These types of stories are more common at the extreme ends of the card range. If you have a borderline bad credit score, for instance, having a long, positive banking history with the issuer — like no overdrafts or other problems — may weigh in your favor when applying for a credit card. That’s because the bank is able to see that you have regular income and don’t overspend.

Similarly, a healthy savings or investment account with a bank could be a helpful factor when applying for a high-end rewards credit card. This allows the bank to see that you can afford its product and that you have the type of funds required to put some serious spend on it.

Having a good banking relationship with an issuer can be particularly helpful when the economy is questionable and banks are tightening their proverbial pursestrings. When trying to minimize risk, going with applicants you’ve known for years simply makes more sense than starting fresh with a stranger.

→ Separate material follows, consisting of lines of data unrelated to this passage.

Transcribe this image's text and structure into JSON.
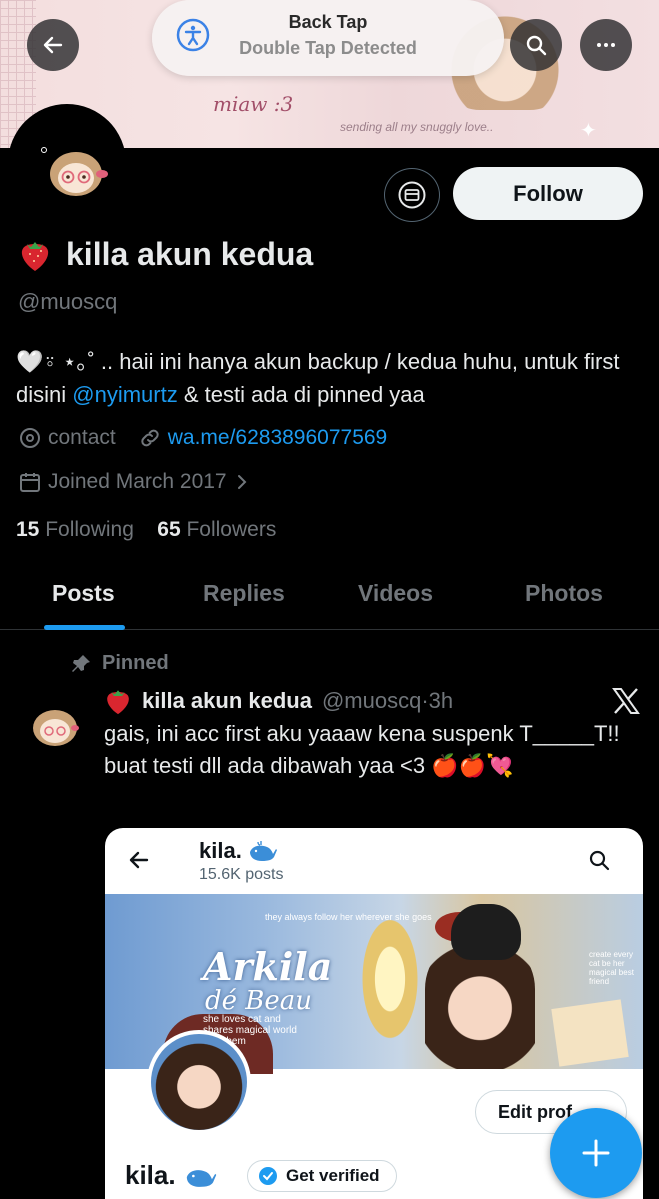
{
  "banner": {
    "miaw_text": "miaw",
    "miaw_suffix": ":3",
    "sending_text": "sending all my snuggly love.."
  },
  "toast": {
    "title": "Back Tap",
    "subtitle": "Double Tap Detected"
  },
  "profile": {
    "name": "killa akun kedua",
    "handle": "@muoscq",
    "follow_label": "Follow",
    "bio_prefix": "🤍⍤ ⋆｡˚ .. haii ini hanya akun backup / kedua huhu, untuk first disini ",
    "bio_mention": "@nyimurtz",
    "bio_suffix": " & testi ada di pinned yaa",
    "location": "contact",
    "website": "wa.me/6283896077569",
    "joined": "Joined March 2017",
    "following_count": "15",
    "following_label": "Following",
    "followers_count": "65",
    "followers_label": "Followers"
  },
  "tabs": [
    {
      "label": "Posts",
      "active": true
    },
    {
      "label": "Replies",
      "active": false
    },
    {
      "label": "Videos",
      "active": false
    },
    {
      "label": "Photos",
      "active": false
    }
  ],
  "post": {
    "pinned_label": "Pinned",
    "author_name": "killa akun kedua",
    "author_handle": "@muoscq",
    "time": "·3h",
    "text": "gais, ini acc first aku yaaaw kena suspenk T_____T!! buat testi dll ada dibawah yaa <3 🍎🍎💘"
  },
  "embedded": {
    "name": "kila.",
    "posts": "15.6K posts",
    "banner_title": "Arkila",
    "banner_subtitle": "dé Beau",
    "banner_small_top": "they always follow her wherever she goes",
    "banner_small_left": "she loves cat and shares magical world with them",
    "banner_small_right": "create every cat be her magical best friend",
    "edit_label": "Edit prof",
    "profile_name": "kila.",
    "get_verified": "Get verified"
  },
  "colors": {
    "accent": "#1d9bf0",
    "background": "#000000",
    "muted": "#71767b"
  }
}
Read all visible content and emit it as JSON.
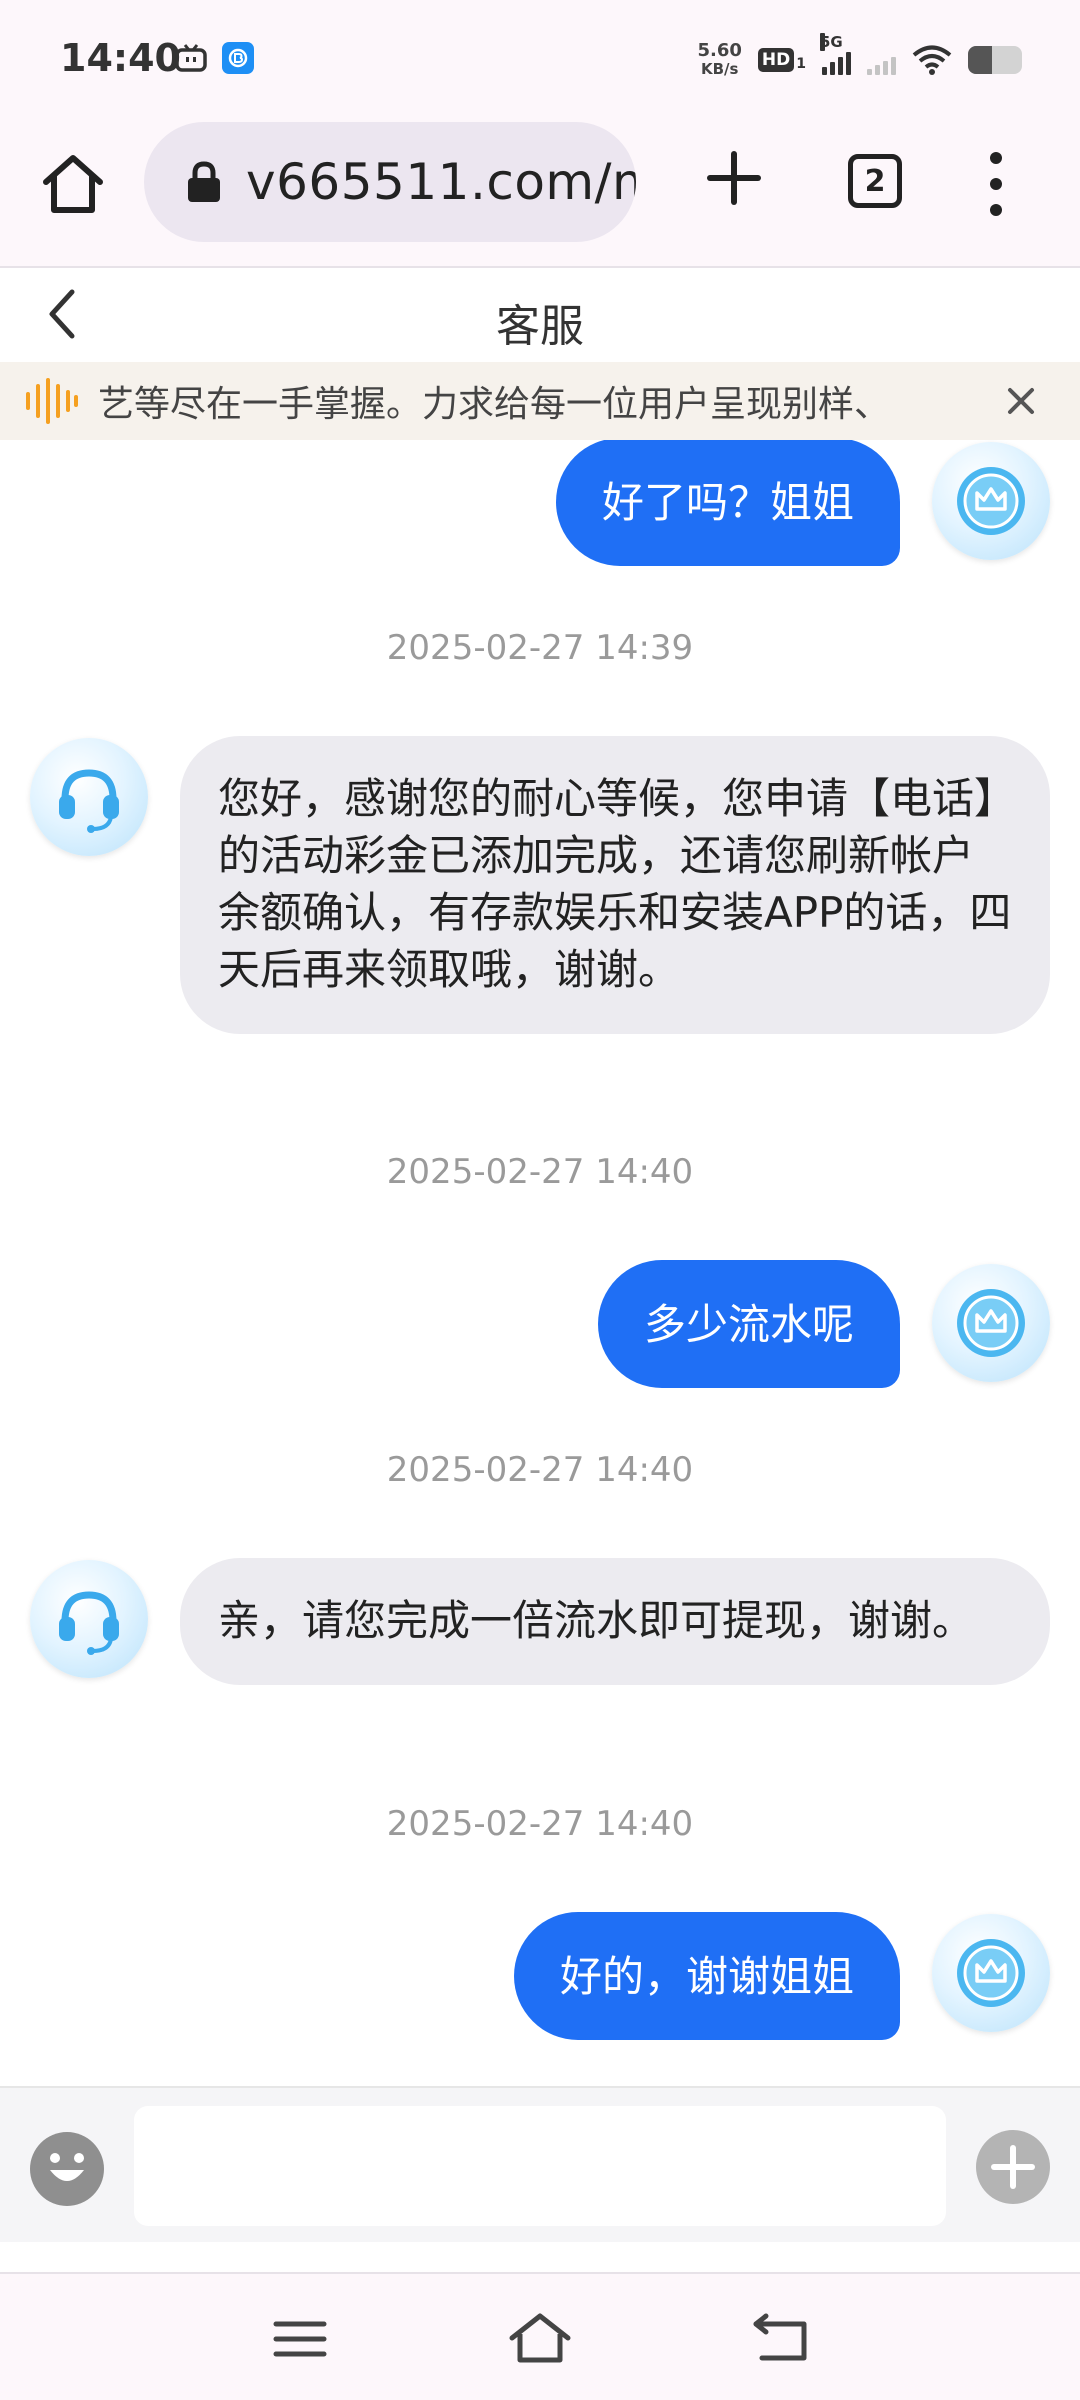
{
  "status_bar": {
    "time": "14:40",
    "net_speed_value": "5.60",
    "net_speed_unit": "KB/s",
    "hd_label": "HD",
    "hd_sub": "1",
    "signal_label": "5G",
    "battery_level": 0.45
  },
  "browser": {
    "url": "v665511.com/m",
    "tab_count": "2"
  },
  "header": {
    "title": "客服"
  },
  "marquee": {
    "text": "艺等尽在一手掌握。力求给每一位用户呈现别样、"
  },
  "chat": {
    "messages": [
      {
        "sender": "user",
        "text": "好了吗？姐姐"
      },
      {
        "timestamp": "2025-02-27 14:39"
      },
      {
        "sender": "agent",
        "text": "您好，感谢您的耐心等候，您申请【电话】的活动彩金已添加完成，还请您刷新帐户余额确认，有存款娱乐和安装APP的话，四天后再来领取哦，谢谢。"
      },
      {
        "timestamp": "2025-02-27 14:40"
      },
      {
        "sender": "user",
        "text": "多少流水呢"
      },
      {
        "timestamp": "2025-02-27 14:40"
      },
      {
        "sender": "agent",
        "text": "亲，请您完成一倍流水即可提现，谢谢。"
      },
      {
        "timestamp": "2025-02-27 14:40"
      },
      {
        "sender": "user",
        "text": "好的，谢谢姐姐"
      }
    ]
  },
  "input": {
    "value": "",
    "placeholder": ""
  },
  "icons": {
    "user_avatar": "crown-badge-icon",
    "agent_avatar": "headset-icon",
    "marquee": "sound-wave-icon"
  },
  "colors": {
    "user_bubble": "#1f6ff5",
    "agent_bubble": "#ecebf0",
    "marquee_icon": "#f5a020"
  }
}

Some banks provide targeted offers

Another way having a previous banking relationship with an issuer can help is when you can receive targeted credit card offers. These are sort of like invitations to apply for a card that the bank thinks will be a good fit for you. While approval for targeted offers is still not guaranteed, some types of targeted offers can be almost as good.

For example, the only confirmed way to get around Chase’s 5/24 rule (which is that any card application will be automatically denied if you’ve opened five or more cards in the last 24 months) is to receive a special “just for you” offer through your online Chase account. When these offers show up — they’re marked with a special black star — they will generally lead to an approval, no matter what your current 5/24 status.

Credit unions require membership

For the most part, you aren’t usually required to have a bank account with a particular issuer to get a credit card with that bank. However, there is one big exception: credit unions. Due to the different structure of a credit union vs. a bank, credit unions only offer their products to current members of the credit union.

To become a member, you need to actually have a stake in that credit union. In most cases, this is done by opening a savings account and maintaining a small balance — $5 is a common minimum.

You can only apply for a credit union credit card once you’ve joined, so a bank account is an actual requirement in this case. That said, your chances of being approved once you’re a member aren’t necessarily impacted by how much money you have in the account.

In general, while having a bank account with an issuer may be helpful in some cases, it’s not a cure-all for bad credit. Your credit history will always have more impact than your banking history when it comes to getting approved for a credit card.

For more information on bad credit, check out our guide to learn how to rebuild your credit.

Source link

Continue Reading

Trending